Respiratory Syncytial Virus (RSV), a leading cause of lower respiratory tract illness, has been a focus of vaccine development efforts in recent years. RSV neutralisation assays are particularly useful in the evaluation of immunogenicity of RSV vaccine candidates. Here we report a collaborative study that was conducted with the aim to establish the 1st International Standard for antiserum to RSV, to enable the standardisation of results across multiple assay formats. Two candidate standards were produced from serum samples donated by healthy adult individuals. 25 laboratories from 12 countries, including university laboratories, manufacturers/developers of RSV vaccines and public health laboratories, participated in the study. The study samples comprised the two candidate standards, NIBSC codes 16/284 and 16/322, naturally infected adult sera, age stratified naturally infected paediatric sera, sera from RSV vaccine clinical trials in maternal and elderly subjects, a monoclonal antibody to RSV (palivizumab), two cotton rat serum samples and samples from the BEI Resources panel of human antiserum and immune globulin to RSV. The collaborative study showed that between-laboratory variability in neutralisation titres was substantially reduced when values were expressed relative to those of either of the two candidate international standards. Stability of 16/284 and 16/322 maintained for 6 months at different temperatures showed no significant loss of activity (relative to that at −20 °C storage temperature) at temperatures of up to +20 °C. Based on these results, 16/284 was established as the 1st International Standard for antiserum to RSV, with an assigned unitage of 1000 International Units (IU) of anti-RSV neutralising antibodies per vial, by the WHO Expert Committee on Biological Standardisation, with 16/322 suitable as a possible replacement standard for 16/284.

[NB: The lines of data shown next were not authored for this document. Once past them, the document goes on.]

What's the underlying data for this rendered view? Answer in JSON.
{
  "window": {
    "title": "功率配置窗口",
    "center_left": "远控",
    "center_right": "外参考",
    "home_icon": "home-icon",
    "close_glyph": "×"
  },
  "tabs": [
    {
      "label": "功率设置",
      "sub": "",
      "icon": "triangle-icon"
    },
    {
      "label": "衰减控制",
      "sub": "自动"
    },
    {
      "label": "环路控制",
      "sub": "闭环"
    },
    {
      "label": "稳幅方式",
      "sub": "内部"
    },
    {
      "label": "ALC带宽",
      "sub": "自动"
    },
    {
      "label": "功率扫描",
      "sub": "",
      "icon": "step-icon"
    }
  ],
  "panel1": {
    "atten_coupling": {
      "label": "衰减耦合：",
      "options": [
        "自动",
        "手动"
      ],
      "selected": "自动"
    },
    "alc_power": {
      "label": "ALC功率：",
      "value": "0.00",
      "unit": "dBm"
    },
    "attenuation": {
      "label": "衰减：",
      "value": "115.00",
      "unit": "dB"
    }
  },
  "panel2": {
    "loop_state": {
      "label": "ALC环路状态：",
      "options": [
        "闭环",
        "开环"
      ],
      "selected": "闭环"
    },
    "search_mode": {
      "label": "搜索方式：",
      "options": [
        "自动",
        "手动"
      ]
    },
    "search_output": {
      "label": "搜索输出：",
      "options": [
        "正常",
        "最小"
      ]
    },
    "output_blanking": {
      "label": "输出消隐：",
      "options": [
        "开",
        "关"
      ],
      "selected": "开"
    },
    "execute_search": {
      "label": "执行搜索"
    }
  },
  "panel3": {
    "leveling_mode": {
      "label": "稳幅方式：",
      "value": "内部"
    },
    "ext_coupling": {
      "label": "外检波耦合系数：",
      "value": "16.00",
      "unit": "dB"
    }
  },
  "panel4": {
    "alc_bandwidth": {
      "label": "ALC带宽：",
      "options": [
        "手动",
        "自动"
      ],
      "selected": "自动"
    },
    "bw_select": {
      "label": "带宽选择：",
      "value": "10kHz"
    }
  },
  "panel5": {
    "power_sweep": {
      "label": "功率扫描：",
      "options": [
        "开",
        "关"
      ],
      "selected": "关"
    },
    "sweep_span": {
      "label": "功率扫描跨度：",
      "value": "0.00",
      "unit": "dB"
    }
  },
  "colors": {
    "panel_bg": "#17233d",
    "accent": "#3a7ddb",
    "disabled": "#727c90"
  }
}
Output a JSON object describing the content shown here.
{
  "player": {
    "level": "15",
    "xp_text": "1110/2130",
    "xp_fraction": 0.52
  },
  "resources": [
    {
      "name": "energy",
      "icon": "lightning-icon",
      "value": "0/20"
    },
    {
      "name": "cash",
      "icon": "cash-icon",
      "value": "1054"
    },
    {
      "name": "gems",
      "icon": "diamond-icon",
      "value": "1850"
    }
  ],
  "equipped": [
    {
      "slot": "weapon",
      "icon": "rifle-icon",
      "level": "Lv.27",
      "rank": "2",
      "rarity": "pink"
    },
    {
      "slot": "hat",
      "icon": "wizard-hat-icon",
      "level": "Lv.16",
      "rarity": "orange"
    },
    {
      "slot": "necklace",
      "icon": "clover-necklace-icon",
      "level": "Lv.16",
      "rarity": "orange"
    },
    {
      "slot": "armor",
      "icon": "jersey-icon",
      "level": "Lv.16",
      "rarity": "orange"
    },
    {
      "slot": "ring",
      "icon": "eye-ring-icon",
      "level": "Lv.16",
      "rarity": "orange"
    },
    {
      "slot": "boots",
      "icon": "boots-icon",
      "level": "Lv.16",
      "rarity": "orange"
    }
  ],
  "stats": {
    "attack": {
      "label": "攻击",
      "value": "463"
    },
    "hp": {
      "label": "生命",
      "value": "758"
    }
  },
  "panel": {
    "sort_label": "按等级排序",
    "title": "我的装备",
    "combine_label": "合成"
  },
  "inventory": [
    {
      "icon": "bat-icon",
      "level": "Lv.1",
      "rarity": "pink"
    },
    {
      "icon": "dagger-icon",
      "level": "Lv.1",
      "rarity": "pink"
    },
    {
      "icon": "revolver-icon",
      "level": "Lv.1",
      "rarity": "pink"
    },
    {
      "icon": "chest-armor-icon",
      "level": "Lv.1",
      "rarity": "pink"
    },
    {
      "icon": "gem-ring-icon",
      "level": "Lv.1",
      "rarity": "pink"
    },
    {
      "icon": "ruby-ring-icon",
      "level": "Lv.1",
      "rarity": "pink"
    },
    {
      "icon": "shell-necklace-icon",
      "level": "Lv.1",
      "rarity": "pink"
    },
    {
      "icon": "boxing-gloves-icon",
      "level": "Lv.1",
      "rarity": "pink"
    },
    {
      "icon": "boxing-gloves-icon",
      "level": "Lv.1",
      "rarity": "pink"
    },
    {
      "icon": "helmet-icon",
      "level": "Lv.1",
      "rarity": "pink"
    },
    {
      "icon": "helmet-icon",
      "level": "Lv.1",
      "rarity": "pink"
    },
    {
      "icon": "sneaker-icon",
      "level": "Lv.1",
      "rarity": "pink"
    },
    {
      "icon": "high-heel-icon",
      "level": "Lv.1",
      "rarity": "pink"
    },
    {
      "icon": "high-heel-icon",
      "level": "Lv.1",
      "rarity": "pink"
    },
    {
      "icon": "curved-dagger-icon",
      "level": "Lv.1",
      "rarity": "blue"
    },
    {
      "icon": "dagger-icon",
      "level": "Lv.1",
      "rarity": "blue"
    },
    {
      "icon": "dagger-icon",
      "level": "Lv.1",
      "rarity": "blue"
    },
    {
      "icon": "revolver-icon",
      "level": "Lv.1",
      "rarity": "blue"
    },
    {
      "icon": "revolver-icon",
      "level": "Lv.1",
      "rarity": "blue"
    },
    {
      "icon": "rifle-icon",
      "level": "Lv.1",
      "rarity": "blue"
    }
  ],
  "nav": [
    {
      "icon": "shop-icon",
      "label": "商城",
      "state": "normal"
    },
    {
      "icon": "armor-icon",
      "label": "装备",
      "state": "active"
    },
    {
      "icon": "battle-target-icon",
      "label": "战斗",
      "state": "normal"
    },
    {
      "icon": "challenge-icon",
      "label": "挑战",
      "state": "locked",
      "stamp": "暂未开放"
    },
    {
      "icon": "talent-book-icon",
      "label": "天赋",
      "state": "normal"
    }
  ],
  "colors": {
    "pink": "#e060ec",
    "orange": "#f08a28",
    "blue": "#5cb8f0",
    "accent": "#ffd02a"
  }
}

McDonald, J. U., Rigsby, P., Dougall, T., & Engelhardt, O. G. (2018). Establishment of the first WHO International Standard for antiserum to Respiratory Syncytial Virus: Report of an international collaborative study. Vaccine, 36(50), 7641–7649. https://doi.org/10.1016/j.vaccine.2018.10.087